Loretta LaRoche: Try getting lost in a daydream more often

Loretta LaRoche

Remember when you were a kid and you would stare off into the distance? Your mother would say, “Come back! Where are you, in la-la land?”

By now, you’ve probably buried or diminished this wonderful place that can help us elicit inner peace and harmony.

But as children, we daydream with grace and with great ease. It is because we are so clearly focused on our intent and where we are at any given moment.

If children see a kite, balloon or bird, they zero in on it like sonar and track it with complete absorption. As parents, we often scurry after a small child who is following something they are completely absorbed in because we fear for their safety.

Becoming one with anything gets harder and harder as we get older because our minds become more and more cluttered with outside demands.

Today we can be interrupted by some form of technology 24/7. When we try to give ourselves a respite from the constant cacophony of daily life, a nagging inner voice seems to begin plying us with guilty messages: “Why are you resting? You know you don’t have time for this! Get up. Don’t just sit there. You have lots to do. Keep going!”

Busyness has become a way of life, and it has even begun to infiltrate the world of children. Many parents spend their hours busing kids to and from a variety of organized activities. A lot of kids also spend hours in front of a TV or playing video games in lieu of going outdoors and building forts, flying kites, skipping, running or watching a bunch of ants creating an anthill.

We are fast becoming a nation that seems constantly focused on making everything productive. The irony attached to productivity is that when we marry it to playfulness, we become more productive.

All of us would be happier, healthier and less stressed if we could rediscover la-la land. It is available throughout the day and can be a vacation from some of the daily irritations that are part of everyone’s lives. Allow your mind to wander occasionally without reprimanding yourself, savor moments with your children without your inner critic telling you to “hurry up; there’s no time to waste,” and be silly whenever you can. You just might live longer.

Author, humorist, PBS star and Fortune 500 trainer Loretta LaRoche lives in Plymouth, Mass.
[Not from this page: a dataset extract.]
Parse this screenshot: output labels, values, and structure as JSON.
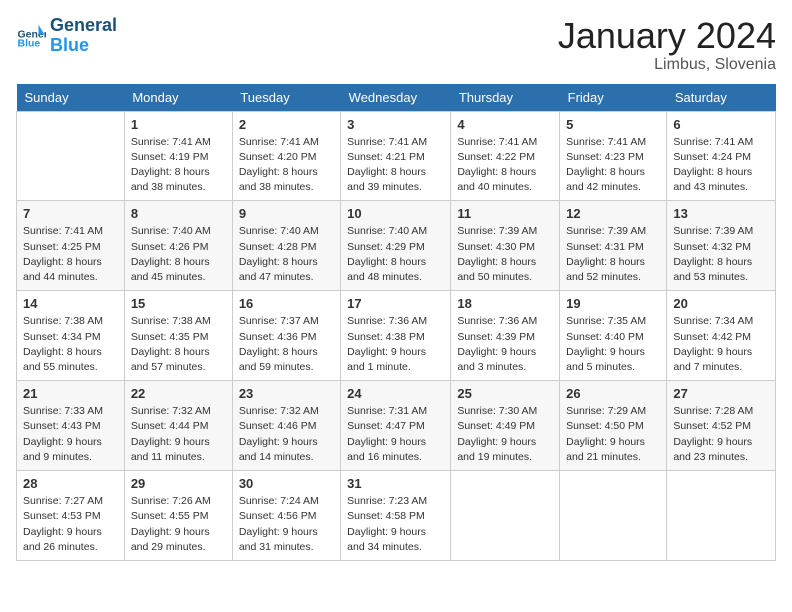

To share your pet peeves, questions or comments, write to The Humor Potential, 50 Court St., Plymouth 02360, send e-mail to getalife@lorettalaroche.com, visit the Web site at www.stressed.com or call toll-free 800-99-TADAH (82324).